Wearing dwarfish goggles prevents you from being blinded when you would otherwise be unable to see because it is too bright.

Having a higher adventuring.perception allows you to see in darker areas.research

Ambient light

Mudlib-unconf.gif This section contains formulae or data from the distribution mudlib. This information may be several years out of date, so needs to be verified as correct. You can help by performing research to validate it.

Information from the mudlib shows that the suggested light levels are the following:

Description Light level
Magically darkened room < 0
Absolutely dark room 0
Standard dark room 5
Dimly lit room 20
Mine shaft with candles 30
Partially lit room 50
Well lit room 60
Shaded forest 60
Brightly lit room 80
Direct Sunlight 100
Explosion or flash 200+

The different races are supposed to have the following light ranges, but this is not implemented in the mudlib.

Description Light level range
Human 50-300
Elf 5-200
Dwarf 5-200
Troll 5-100
Gnome 5-150

Instead, the mudlib defines thresholds based on humans used for everyone, since all players are human:
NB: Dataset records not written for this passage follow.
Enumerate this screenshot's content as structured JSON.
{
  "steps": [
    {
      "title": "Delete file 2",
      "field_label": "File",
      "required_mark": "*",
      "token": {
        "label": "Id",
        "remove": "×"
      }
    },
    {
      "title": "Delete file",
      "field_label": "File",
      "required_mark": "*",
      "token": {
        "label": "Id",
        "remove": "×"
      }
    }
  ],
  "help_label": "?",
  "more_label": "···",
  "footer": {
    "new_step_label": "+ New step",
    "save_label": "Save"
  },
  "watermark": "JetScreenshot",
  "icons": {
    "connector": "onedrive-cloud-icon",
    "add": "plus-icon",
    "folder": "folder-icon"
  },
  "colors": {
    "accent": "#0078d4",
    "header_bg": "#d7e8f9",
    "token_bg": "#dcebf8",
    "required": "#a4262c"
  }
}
Description Thresholds limit Variable name
in pitch darkness < 10 THRESHOLDS[ 0 ]
in near darkness < 30 THRESHOLDS[ 1 ]
too bright to see clearly > 200 THRESHOLDS[ 2 ]
too bright to see > 300 THRESHOLDS[ 3 ]

The ambient light levels are defined as follows in the code to bright:

Normalized range Range for humans Message Comment
< 0 < 0 in the darkness that lies beyond darkness. Negative lighting!
< THRESHOLDS[ 0 ] 0 - 9 in pitch darkness Much harder to see.
< THRESHOLDS[ 1 ] 10 - 29 in near darkness Harder to see.
0 - 5 30 - 40 very poorly lit
6 - 10 41 - 48 poorly lit
11 - 20 49 - 65 dimly lit
21 - 30 66 - 82 quite well lit
31 - 40 83 - 99 well lit
41 - 50 100 - 116 brightly lit
51 - 100 117 - 200 very brightly lit
> THRESHOLDS[ 2 ] 201 - 300 too brightly lit to see clearly Harder to see.
> THRESHOLDS[ 3 ] > 300 too brightly lit to see Much harder to see.

The output of bright normally starts with the short name of the room (as in glance):

<Room's short name> is

If the light is not bright enough (below 10 or between 10 and 29 to a lesser degree) to recognize the room instead it starts with:

Wherever you are, it's

If the light is too bright (above 300 or between 201 and 300 to a lesser degree) to recognize the room instead it starts with:

Something is

Yourself and objects

Mudlib-unconf.gif This section contains formulae or data from the distribution mudlib. This information may be several years out of date, so needs to be verified as correct. You can help by performing research to validate it.

The amount of light you emit depends on the light sources you're carrying, and whether you're under the effects of the Light ritual.

The levels of illumination are:

Normalized range Range for humans Message
< 0 < 0 <are/is> dark beyond darkness.
0 0 produce<s> no light at all.
< THRESHOLDS[ 0 ] 1 - 9 produce<s> a faint light.
< THRESHOLDS[ 1 ] 10 - 29 produce<s> a bit of light.
0 - 24 30 - 72 produce<s> quite a bit of light.
25 - 49 73 - 114 <are/is> very bright.
50 - 100 115 - 200 <are/is> extremely bright.
> THRESHOLDS[ 2 ] 201 - 300 <are/is> so bright it hurts to look.
> THRESHOLDS[ 3 ] > 300 <are/is> so bright you can't bear to look.

Balsa wands

Balsa wands can be used to make any item a permanent source of light, unless the item is destroyed or otherwise changed in a way that makes this effect lost. Using stable items is recommended, or at least test the change after one zap to see if it remains.

Each successful zap adds some light to the object, enough so that five successful zaps without any failure in between make the item produce quite a bit of light.

If at any time a balsa wand is zapped at an item but the player fails the skillcheck, then some of the light that the item produces is removed. The amount of light can never go below zero (no darklights).

See also

External links